As the story begins, three criminals on the lam -- brassy Leocadi Begbick (LuPone), Fatty the Bookkeeper (Robert Woerle), and Trinity Moses (Donnie Ray Albert) -- decide to create in an unspecified part of the U.S. a city that will be devoted to pleasure, a place where men can have fun "because the world is rotten." Leocadi becomes a brothel madam as the townspeople revel in wine, women, song, and a fourth indulgent pleasure: boxing. Local resident Jimmy (Anthony Dean Griffey) falls for prostitute Jenny (McDonald) and they become lovers, but when Jimmy is sentenced to death for his unpaid debts, Jenny fails to stand beside him.

Brecht and Weill's cynical moral parable about a debauched society has strong political implications. The show was seen as an analogy for repression by the Nazi government, which may be why it was banned in Germany; but the universality of its themes can resonate in many social situations, times, and cultures.

Mahagonny is closer to being a sung-through piece than such other Brecht-Weill collaborations as The Threepenny Opera and Happy End. There's a bit of linking dialogue here and there, but the two-and-a-half hour show is essentially a series of solos and choral numbers. Despite the rich array of music in sundry genres and styles, the predominant feel is more classical than contemporary.

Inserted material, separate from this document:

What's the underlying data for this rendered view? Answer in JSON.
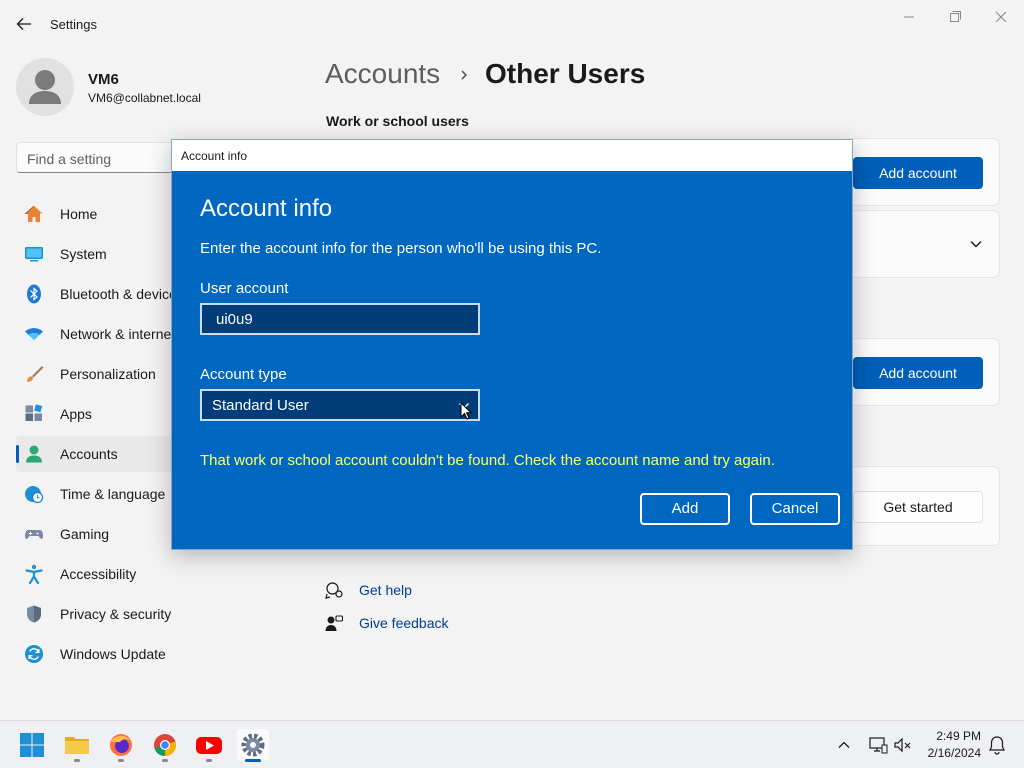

Doyle's sometimes static staging is perhaps what opera lovers expect, but it may strain the patience of musical theater buffs. However, the design elements of the production are very much in a Broadway vein. Mark Bailey's appealing sets enhance the narrative, starting with his flavorsome outdoor panoramas and progressing to the glitzy, Vegas-like later scenes, highlighted by brassy neon signs. Ann Hould-Ward's dazzling costumes run the gamut from the rustic garb of blue-collar workers to the brazen red and gold gowns worn by the ladies of the evening, and Thomas C. Hase's finely textured lighting is resplendent.

At the heart of the production is McDonald, with her soaring soprano voice and stunning presence; she appears to be relishing this lusty role, and gives a glowing performance. LuPone has much less to do in her supporting assignment, but she's in fine form vocally, singing at the very top of her range; and she continually strikes the proper attitude for her amoral, tough-broad character.

Griffey's voice is magnificent; he puts his arias across with consummate power and polish, and his characterization of the likable, doomed hero is credible and empathetic. Woerle and Albert are also outstanding, and the ensemble singing is solid, though the sound is sometimes marred by imperfect acoustic balance.

All in all, Rise and Fall of the City of Mahagonny is a fascinating evening that whets the appetite for future genre-bending efforts by the L.A. Opera.